Items from an interface collection:
═══

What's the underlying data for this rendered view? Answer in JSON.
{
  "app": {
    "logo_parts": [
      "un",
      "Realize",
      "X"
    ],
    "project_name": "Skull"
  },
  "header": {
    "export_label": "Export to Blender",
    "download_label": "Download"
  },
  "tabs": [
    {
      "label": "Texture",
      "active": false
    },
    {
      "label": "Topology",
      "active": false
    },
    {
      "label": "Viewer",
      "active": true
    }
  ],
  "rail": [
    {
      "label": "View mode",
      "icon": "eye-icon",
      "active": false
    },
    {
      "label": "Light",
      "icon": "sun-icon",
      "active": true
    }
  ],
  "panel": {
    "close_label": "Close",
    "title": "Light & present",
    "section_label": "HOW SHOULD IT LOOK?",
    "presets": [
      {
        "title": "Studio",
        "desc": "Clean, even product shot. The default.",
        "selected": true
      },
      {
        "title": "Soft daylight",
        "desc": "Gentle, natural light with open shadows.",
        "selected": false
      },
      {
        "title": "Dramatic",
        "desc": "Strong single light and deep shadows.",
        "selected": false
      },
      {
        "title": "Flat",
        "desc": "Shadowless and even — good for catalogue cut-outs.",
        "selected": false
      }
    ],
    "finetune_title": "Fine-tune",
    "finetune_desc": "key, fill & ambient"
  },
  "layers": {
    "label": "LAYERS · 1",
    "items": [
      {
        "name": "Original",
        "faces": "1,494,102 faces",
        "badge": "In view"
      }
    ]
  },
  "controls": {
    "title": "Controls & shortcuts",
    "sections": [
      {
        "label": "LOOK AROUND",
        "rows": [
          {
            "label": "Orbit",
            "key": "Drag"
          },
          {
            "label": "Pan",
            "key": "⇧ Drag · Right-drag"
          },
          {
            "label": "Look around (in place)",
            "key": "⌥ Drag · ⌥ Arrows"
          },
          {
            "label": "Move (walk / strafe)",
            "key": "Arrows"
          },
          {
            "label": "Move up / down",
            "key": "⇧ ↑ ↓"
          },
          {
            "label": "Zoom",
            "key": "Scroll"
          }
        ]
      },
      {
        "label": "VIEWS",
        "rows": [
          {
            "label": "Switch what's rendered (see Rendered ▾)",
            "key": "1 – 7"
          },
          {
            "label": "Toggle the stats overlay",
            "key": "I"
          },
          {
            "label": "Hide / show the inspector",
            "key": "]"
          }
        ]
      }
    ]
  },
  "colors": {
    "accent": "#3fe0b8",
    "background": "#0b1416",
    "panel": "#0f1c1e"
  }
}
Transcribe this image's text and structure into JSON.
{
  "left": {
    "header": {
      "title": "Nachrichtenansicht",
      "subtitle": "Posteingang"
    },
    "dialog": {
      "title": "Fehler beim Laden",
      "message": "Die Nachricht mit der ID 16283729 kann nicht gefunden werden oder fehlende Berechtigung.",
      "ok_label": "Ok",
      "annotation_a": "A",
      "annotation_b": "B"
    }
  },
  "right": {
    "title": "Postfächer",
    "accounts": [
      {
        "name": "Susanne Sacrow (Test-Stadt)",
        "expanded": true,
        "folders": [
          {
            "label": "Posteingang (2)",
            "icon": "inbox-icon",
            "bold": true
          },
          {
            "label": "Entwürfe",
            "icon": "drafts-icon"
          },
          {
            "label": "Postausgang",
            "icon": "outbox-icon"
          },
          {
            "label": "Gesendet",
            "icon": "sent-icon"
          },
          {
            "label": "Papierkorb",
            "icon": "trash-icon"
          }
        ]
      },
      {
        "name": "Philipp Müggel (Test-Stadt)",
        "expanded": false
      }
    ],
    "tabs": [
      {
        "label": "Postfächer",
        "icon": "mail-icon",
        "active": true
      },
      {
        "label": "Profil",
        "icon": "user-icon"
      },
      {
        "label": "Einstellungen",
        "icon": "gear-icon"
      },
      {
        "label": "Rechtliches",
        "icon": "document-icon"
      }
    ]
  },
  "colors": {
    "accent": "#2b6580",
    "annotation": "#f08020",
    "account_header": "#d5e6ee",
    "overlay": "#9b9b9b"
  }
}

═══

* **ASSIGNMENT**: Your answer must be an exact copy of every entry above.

* **EXERCISE ANSWER**:
What's the underlying data for this rendered view? Answer in JSON.
{
  "app": {
    "logo_parts": [
      "un",
      "Realize",
      "X"
    ],
    "project_name": "Skull"
  },
  "header": {
    "export_label": "Export to Blender",
    "download_label": "Download"
  },
  "tabs": [
    {
      "label": "Texture",
      "active": false
    },
    {
      "label": "Topology",
      "active": false
    },
    {
      "label": "Viewer",
      "active": true
    }
  ],
  "rail": [
    {
      "label": "View mode",
      "icon": "eye-icon",
      "active": false
    },
    {
      "label": "Light",
      "icon": "sun-icon",
      "active": true
    }
  ],
  "panel": {
    "close_label": "Close",
    "title": "Light & present",
    "section_label": "HOW SHOULD IT LOOK?",
    "presets": [
      {
        "title": "Studio",
        "desc": "Clean, even product shot. The default.",
        "selected": true
      },
      {
        "title": "Soft daylight",
        "desc": "Gentle, natural light with open shadows.",
        "selected": false
      },
      {
        "title": "Dramatic",
        "desc": "Strong single light and deep shadows.",
        "selected": false
      },
      {
        "title": "Flat",
        "desc": "Shadowless and even — good for catalogue cut-outs.",
        "selected": false
      }
    ],
    "finetune_title": "Fine-tune",
    "finetune_desc": "key, fill & ambient"
  },
  "layers": {
    "label": "LAYERS · 1",
    "items": [
      {
        "name": "Original",
        "faces": "1,494,102 faces",
        "badge": "In view"
      }
    ]
  },
  "controls": {
    "title": "Controls & shortcuts",
    "sections": [
      {
        "label": "LOOK AROUND",
        "rows": [
          {
            "label": "Orbit",
            "key": "Drag"
          },
          {
            "label": "Pan",
            "key": "⇧ Drag · Right-drag"
          },
          {
            "label": "Look around (in place)",
            "key": "⌥ Drag · ⌥ Arrows"
          },
          {
            "label": "Move (walk / strafe)",
            "key": "Arrows"
          },
          {
            "label": "Move up / down",
            "key": "⇧ ↑ ↓"
          },
          {
            "label": "Zoom",
            "key": "Scroll"
          }
        ]
      },
      {
        "label": "VIEWS",
        "rows": [
          {
            "label": "Switch what's rendered (see Rendered ▾)",
            "key": "1 – 7"
          },
          {
            "label": "Toggle the stats overlay",
            "key": "I"
          },
          {
            "label": "Hide / show the inspector",
            "key": "]"
          }
        ]
      }
    ]
  },
  "colors": {
    "accent": "#3fe0b8",
    "background": "#0b1416",
    "panel": "#0f1c1e"
  }
}
Transcribe this image's text and structure into JSON.
{
  "left": {
    "header": {
      "title": "Nachrichtenansicht",
      "subtitle": "Posteingang"
    },
    "dialog": {
      "title": "Fehler beim Laden",
      "message": "Die Nachricht mit der ID 16283729 kann nicht gefunden werden oder fehlende Berechtigung.",
      "ok_label": "Ok",
      "annotation_a": "A",
      "annotation_b": "B"
    }
  },
  "right": {
    "title": "Postfächer",
    "accounts": [
      {
        "name": "Susanne Sacrow (Test-Stadt)",
        "expanded": true,
        "folders": [
          {
            "label": "Posteingang (2)",
            "icon": "inbox-icon",
            "bold": true
          },
          {
            "label": "Entwürfe",
            "icon": "drafts-icon"
          },
          {
            "label": "Postausgang",
            "icon": "outbox-icon"
          },
          {
            "label": "Gesendet",
            "icon": "sent-icon"
          },
          {
            "label": "Papierkorb",
            "icon": "trash-icon"
          }
        ]
      },
      {
        "name": "Philipp Müggel (Test-Stadt)",
        "expanded": false
      }
    ],
    "tabs": [
      {
        "label": "Postfächer",
        "icon": "mail-icon",
        "active": true
      },
      {
        "label": "Profil",
        "icon": "user-icon"
      },
      {
        "label": "Einstellungen",
        "icon": "gear-icon"
      },
      {
        "label": "Rechtliches",
        "icon": "document-icon"
      }
    ]
  },
  "colors": {
    "accent": "#2b6580",
    "annotation": "#f08020",
    "account_header": "#d5e6ee",
    "overlay": "#9b9b9b"
  }
}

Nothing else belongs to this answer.